◆ **REQUIRED ACTION**: Reproduce all records word for word.

Start of Block

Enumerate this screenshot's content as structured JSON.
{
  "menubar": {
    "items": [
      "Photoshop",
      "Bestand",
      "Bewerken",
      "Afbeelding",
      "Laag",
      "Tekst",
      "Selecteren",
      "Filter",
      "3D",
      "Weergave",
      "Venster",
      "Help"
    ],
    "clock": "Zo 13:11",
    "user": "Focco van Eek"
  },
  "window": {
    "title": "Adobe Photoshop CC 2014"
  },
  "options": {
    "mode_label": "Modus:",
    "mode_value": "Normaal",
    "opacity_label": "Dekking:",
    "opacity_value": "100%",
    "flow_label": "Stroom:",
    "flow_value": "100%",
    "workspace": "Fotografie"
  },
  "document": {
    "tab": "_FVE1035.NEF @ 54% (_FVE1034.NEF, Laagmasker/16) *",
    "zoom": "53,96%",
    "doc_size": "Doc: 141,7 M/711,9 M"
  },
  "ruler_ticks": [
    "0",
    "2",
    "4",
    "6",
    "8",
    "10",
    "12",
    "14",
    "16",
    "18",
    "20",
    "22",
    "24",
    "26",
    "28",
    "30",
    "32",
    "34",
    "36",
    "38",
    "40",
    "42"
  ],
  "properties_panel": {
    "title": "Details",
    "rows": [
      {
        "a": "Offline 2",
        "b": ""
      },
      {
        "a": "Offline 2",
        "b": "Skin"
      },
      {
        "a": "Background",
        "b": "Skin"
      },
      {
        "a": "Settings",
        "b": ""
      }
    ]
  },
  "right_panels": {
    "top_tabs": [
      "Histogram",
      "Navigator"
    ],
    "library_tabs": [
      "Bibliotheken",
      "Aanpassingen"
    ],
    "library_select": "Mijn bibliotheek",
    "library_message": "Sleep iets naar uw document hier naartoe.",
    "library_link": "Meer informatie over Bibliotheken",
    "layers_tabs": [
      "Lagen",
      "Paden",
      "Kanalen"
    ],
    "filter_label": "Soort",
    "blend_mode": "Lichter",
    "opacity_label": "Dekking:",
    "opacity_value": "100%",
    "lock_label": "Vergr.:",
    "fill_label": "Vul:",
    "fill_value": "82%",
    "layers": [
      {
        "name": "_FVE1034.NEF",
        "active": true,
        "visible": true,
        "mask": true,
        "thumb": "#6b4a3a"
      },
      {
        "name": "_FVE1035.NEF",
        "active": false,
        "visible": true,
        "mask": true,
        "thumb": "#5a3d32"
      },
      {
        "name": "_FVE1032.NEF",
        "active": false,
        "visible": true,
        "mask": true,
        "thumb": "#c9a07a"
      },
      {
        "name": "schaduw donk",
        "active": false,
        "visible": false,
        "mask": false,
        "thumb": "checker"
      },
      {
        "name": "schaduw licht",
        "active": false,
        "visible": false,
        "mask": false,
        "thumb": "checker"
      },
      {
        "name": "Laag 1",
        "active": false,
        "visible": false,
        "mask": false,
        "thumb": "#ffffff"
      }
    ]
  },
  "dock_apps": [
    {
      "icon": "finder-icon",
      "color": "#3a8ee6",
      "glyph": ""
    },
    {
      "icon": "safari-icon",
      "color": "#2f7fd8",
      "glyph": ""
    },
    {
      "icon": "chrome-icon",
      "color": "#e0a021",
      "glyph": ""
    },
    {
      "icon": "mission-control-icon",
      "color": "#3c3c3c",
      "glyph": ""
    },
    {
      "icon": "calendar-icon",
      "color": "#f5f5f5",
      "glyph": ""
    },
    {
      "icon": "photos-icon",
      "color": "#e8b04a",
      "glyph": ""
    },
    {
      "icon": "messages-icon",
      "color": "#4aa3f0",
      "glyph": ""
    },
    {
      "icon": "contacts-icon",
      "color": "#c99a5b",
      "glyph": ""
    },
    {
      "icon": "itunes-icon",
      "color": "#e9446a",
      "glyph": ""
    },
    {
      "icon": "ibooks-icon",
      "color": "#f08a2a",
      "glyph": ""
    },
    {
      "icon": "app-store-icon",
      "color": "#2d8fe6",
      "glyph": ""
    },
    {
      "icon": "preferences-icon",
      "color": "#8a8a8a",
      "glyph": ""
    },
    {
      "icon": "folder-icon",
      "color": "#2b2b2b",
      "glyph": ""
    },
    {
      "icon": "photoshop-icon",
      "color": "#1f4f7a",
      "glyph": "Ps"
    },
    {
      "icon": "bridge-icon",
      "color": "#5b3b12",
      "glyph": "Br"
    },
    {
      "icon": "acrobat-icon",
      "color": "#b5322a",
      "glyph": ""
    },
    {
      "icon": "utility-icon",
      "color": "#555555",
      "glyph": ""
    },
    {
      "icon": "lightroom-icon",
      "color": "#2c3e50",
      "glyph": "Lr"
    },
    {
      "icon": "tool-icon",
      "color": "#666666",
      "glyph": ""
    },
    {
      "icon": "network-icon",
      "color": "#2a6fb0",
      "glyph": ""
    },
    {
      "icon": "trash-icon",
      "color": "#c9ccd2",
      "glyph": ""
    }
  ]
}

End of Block

◆ **ANSWER**:
Enumerate this screenshot's content as structured JSON.
{
  "menubar": {
    "items": [
      "Photoshop",
      "Bestand",
      "Bewerken",
      "Afbeelding",
      "Laag",
      "Tekst",
      "Selecteren",
      "Filter",
      "3D",
      "Weergave",
      "Venster",
      "Help"
    ],
    "clock": "Zo 13:11",
    "user": "Focco van Eek"
  },
  "window": {
    "title": "Adobe Photoshop CC 2014"
  },
  "options": {
    "mode_label": "Modus:",
    "mode_value": "Normaal",
    "opacity_label": "Dekking:",
    "opacity_value": "100%",
    "flow_label": "Stroom:",
    "flow_value": "100%",
    "workspace": "Fotografie"
  },
  "document": {
    "tab": "_FVE1035.NEF @ 54% (_FVE1034.NEF, Laagmasker/16) *",
    "zoom": "53,96%",
    "doc_size": "Doc: 141,7 M/711,9 M"
  },
  "ruler_ticks": [
    "0",
    "2",
    "4",
    "6",
    "8",
    "10",
    "12",
    "14",
    "16",
    "18",
    "20",
    "22",
    "24",
    "26",
    "28",
    "30",
    "32",
    "34",
    "36",
    "38",
    "40",
    "42"
  ],
  "properties_panel": {
    "title": "Details",
    "rows": [
      {
        "a": "Offline 2",
        "b": ""
      },
      {
        "a": "Offline 2",
        "b": "Skin"
      },
      {
        "a": "Background",
        "b": "Skin"
      },
      {
        "a": "Settings",
        "b": ""
      }
    ]
  },
  "right_panels": {
    "top_tabs": [
      "Histogram",
      "Navigator"
    ],
    "library_tabs": [
      "Bibliotheken",
      "Aanpassingen"
    ],
    "library_select": "Mijn bibliotheek",
    "library_message": "Sleep iets naar uw document hier naartoe.",
    "library_link": "Meer informatie over Bibliotheken",
    "layers_tabs": [
      "Lagen",
      "Paden",
      "Kanalen"
    ],
    "filter_label": "Soort",
    "blend_mode": "Lichter",
    "opacity_label": "Dekking:",
    "opacity_value": "100%",
    "lock_label": "Vergr.:",
    "fill_label": "Vul:",
    "fill_value": "82%",
    "layers": [
      {
        "name": "_FVE1034.NEF",
        "active": true,
        "visible": true,
        "mask": true,
        "thumb": "#6b4a3a"
      },
      {
        "name": "_FVE1035.NEF",
        "active": false,
        "visible": true,
        "mask": true,
        "thumb": "#5a3d32"
      },
      {
        "name": "_FVE1032.NEF",
        "active": false,
        "visible": true,
        "mask": true,
        "thumb": "#c9a07a"
      },
      {
        "name": "schaduw donk",
        "active": false,
        "visible": false,
        "mask": false,
        "thumb": "checker"
      },
      {
        "name": "schaduw licht",
        "active": false,
        "visible": false,
        "mask": false,
        "thumb": "checker"
      },
      {
        "name": "Laag 1",
        "active": false,
        "visible": false,
        "mask": false,
        "thumb": "#ffffff"
      }
    ]
  },
  "dock_apps": [
    {
      "icon": "finder-icon",
      "color": "#3a8ee6",
      "glyph": ""
    },
    {
      "icon": "safari-icon",
      "color": "#2f7fd8",
      "glyph": ""
    },
    {
      "icon": "chrome-icon",
      "color": "#e0a021",
      "glyph": ""
    },
    {
      "icon": "mission-control-icon",
      "color": "#3c3c3c",
      "glyph": ""
    },
    {
      "icon": "calendar-icon",
      "color": "#f5f5f5",
      "glyph": ""
    },
    {
      "icon": "photos-icon",
      "color": "#e8b04a",
      "glyph": ""
    },
    {
      "icon": "messages-icon",
      "color": "#4aa3f0",
      "glyph": ""
    },
    {
      "icon": "contacts-icon",
      "color": "#c99a5b",
      "glyph": ""
    },
    {
      "icon": "itunes-icon",
      "color": "#e9446a",
      "glyph": ""
    },
    {
      "icon": "ibooks-icon",
      "color": "#f08a2a",
      "glyph": ""
    },
    {
      "icon": "app-store-icon",
      "color": "#2d8fe6",
      "glyph": ""
    },
    {
      "icon": "preferences-icon",
      "color": "#8a8a8a",
      "glyph": ""
    },
    {
      "icon": "folder-icon",
      "color": "#2b2b2b",
      "glyph": ""
    },
    {
      "icon": "photoshop-icon",
      "color": "#1f4f7a",
      "glyph": "Ps"
    },
    {
      "icon": "bridge-icon",
      "color": "#5b3b12",
      "glyph": "Br"
    },
    {
      "icon": "acrobat-icon",
      "color": "#b5322a",
      "glyph": ""
    },
    {
      "icon": "utility-icon",
      "color": "#555555",
      "glyph": ""
    },
    {
      "icon": "lightroom-icon",
      "color": "#2c3e50",
      "glyph": "Lr"
    },
    {
      "icon": "tool-icon",
      "color": "#666666",
      "glyph": ""
    },
    {
      "icon": "network-icon",
      "color": "#2a6fb0",
      "glyph": ""
    },
    {
      "icon": "trash-icon",
      "color": "#c9ccd2",
      "glyph": ""
    }
  ]
}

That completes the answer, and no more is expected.